Membership Class Week 6 - Fed by God
A big welcome to those joining our class this week!
Click the audio box below for an introduction.
There are three primary ways God strengthens are faith. We call these the Means of Grace. The first is hearing God's Word preached regularly. The second is what you are doing right now as part of this class: you are submitting to the discipline of the Church- being formed into the image of Christ as you learn. Last week, the class learned about our first sacrament: baptism- being marked forever by God. This week, we see how God spiritually feeds us through our lives in the form of communion.
There are five parts of this class, and I would encourage you to a part each day this week.
The Belgic Confession explains why God commands us to participate in communion:
Now those who are born again (regenerated) have two lives in them.
The one is physical and temporal—
they have it from the moment of their first birth,
and it is common to all.
The other is spiritual and heavenly,
and is given them in their second birth—
it comes through the Word of the gospel
in the communion of the body of Christ;
and this life is common to God’s elect only.
Thus, to support the physical and earthly life
God has prescribed for us an appropriate earthly and material: bread,
which is as common to all people as life itself.
But to maintain the spiritual and heavenly life that belongs to believers,
God has sent a living bread
that came down from heaven:
namely Jesus Christ,
who nourishes and maintains
the spiritual life of believers
that is, when appropriated
and received spiritually
How does our physical need to eat compare to the need to feed ourselves spiritually?
Why do you need to participate regularly in Communion?
After answering, take some time to thank God for providing for your needs, both physically and spiritually.

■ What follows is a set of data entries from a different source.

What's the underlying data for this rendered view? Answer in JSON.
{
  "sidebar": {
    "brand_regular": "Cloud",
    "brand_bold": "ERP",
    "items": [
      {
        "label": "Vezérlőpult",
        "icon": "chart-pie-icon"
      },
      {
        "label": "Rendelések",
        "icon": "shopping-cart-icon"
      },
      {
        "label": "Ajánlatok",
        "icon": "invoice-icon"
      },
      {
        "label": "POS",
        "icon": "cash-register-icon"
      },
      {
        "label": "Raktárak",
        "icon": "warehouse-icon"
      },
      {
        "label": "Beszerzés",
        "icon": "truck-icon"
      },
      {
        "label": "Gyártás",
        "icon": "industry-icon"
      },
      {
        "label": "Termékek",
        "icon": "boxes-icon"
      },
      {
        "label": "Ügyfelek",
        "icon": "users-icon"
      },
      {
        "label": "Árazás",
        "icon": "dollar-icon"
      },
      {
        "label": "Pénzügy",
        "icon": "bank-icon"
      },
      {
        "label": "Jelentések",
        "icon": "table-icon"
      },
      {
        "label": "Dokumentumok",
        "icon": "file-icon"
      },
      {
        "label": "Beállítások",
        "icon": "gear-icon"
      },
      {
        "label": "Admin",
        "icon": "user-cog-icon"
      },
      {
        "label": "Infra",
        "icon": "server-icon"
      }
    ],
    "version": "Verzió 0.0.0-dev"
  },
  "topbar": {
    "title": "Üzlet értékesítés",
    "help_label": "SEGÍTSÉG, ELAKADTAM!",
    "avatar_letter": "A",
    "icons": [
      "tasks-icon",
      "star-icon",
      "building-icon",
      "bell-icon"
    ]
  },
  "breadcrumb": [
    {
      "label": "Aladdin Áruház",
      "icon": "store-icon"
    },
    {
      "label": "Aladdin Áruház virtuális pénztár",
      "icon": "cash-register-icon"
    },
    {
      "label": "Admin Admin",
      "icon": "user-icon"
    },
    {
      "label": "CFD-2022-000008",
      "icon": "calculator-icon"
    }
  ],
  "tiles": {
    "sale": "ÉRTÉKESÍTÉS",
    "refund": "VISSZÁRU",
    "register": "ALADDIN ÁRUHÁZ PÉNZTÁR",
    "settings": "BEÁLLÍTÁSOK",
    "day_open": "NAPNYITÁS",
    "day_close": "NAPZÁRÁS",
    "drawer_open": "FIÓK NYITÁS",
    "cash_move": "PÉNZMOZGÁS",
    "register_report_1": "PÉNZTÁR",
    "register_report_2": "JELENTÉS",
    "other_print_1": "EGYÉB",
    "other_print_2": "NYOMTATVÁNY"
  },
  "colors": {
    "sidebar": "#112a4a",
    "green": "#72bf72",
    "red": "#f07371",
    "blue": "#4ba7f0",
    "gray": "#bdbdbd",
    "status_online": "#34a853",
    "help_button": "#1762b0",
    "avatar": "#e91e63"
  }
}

The Belgic Confession goes on to explain both the reason and goal for participating in Communion, as well as the responsibility we have to prepare for it:
With humility and reverence we receive the holy sacrament
in the gathering of God’s people,
as we engage together,
in a holy remembrance of the death of Christ our Savior,
and as we thus confess
and Christian religion.
Therefore none should come to this table
without examining themselves carefully,
lest by eating this bread and drinking this cup
they “eat and drink judgment against themselves.”
by the use of this holy sacrament
we are moved to a fervent love
and our neighbors.
'Examining ourselves' means looking at the way we are living, identifying & repenting of the sin in our lives, and making sure we are completely trusting in Christ alone. Why do you think it's important that we do this?
What's the purpose of this sacrament according to the last paragraph? How does participating help us do those things?
After answering, spend time in prayer confessing your sin to God, asking for His forgiveness, and thanking Him for giving you a new life.
Being commanded to eat and drink the flesh and blood of Jesus seems like a really odd thing to do. The Heidelberg Catechism helps explain why we do it.
Q. Why then does Christ call
the bread his body
and the cup his blood,
or the new covenant in his blood,
and Paul use the words, a sharing in Christ’s
A. Christ has good reason for these words. He wants to teach us that
just as bread and wine nourish the temporal life,
so too his crucified body and poured-out blood
are the true food and drink
of our souls for eternal life.
But more important,
he wants to assure us, by this visible sign and pledge,
that we, through the Holy Spirit’s work,
share in his true body and blood
as surely as our mouths receive these holy signs in his remembrance,
and that all of his suffering and obedience
are as definitely ours
as if we personally had suffered and made satisfaction for our sins.
Why do we eat Christ's body and drink His blood?
How does this sacrament benefit you?
As you pray today, thank God for joining you to Him through Christ. Remember that your advocate, the Holy Spirit, is expressing your words to God in groans that go beyond vocabulary.
Not everyone is invited to the Lord's Table. The Heidelberg Catechism helps explain who should not come:
Q. Should those be admitted to the Lord’s Supper who show by what they profess and how they live
that they are unbelieving and ungodly?
A. No, that would dishonor God’s covenant and bring down God’s wrath upon the entire congregation.
Therefore, according to the instruction of Christ and his apostles, the Christian church is duty-bound to exclude such people, by the official use of the keys of the kingdom, until they reform their lives.
God commands the people He as saved to die away to their old, sinful lives and to come to life as people who flee from sin and seek to look like Jesus. Why does God command the church to keep ungodly people away from the Table?
What is the church's goal in keeping a person from communion (= ex-communicate)?
Thank God for inviting you to His table, and pray for those close to you who have separated themselves from the Church.
The Heidelberg Catechism helps explain who ought to come to the Lord's Table:
Q. Who should come to the Lord’s table?
A. Those who are displeased with themselves
because of their sins,
but who nevertheless trust
that their sins are pardoned
and that their remaining weakness is covered by the
and those who also desire more and more
to strengthen their faith
and to lead a better life.
Hypocrites and those who are unrepentant, however,
eat and drink
judgment on themselves.
Why do you want to participate in communion this Sunday?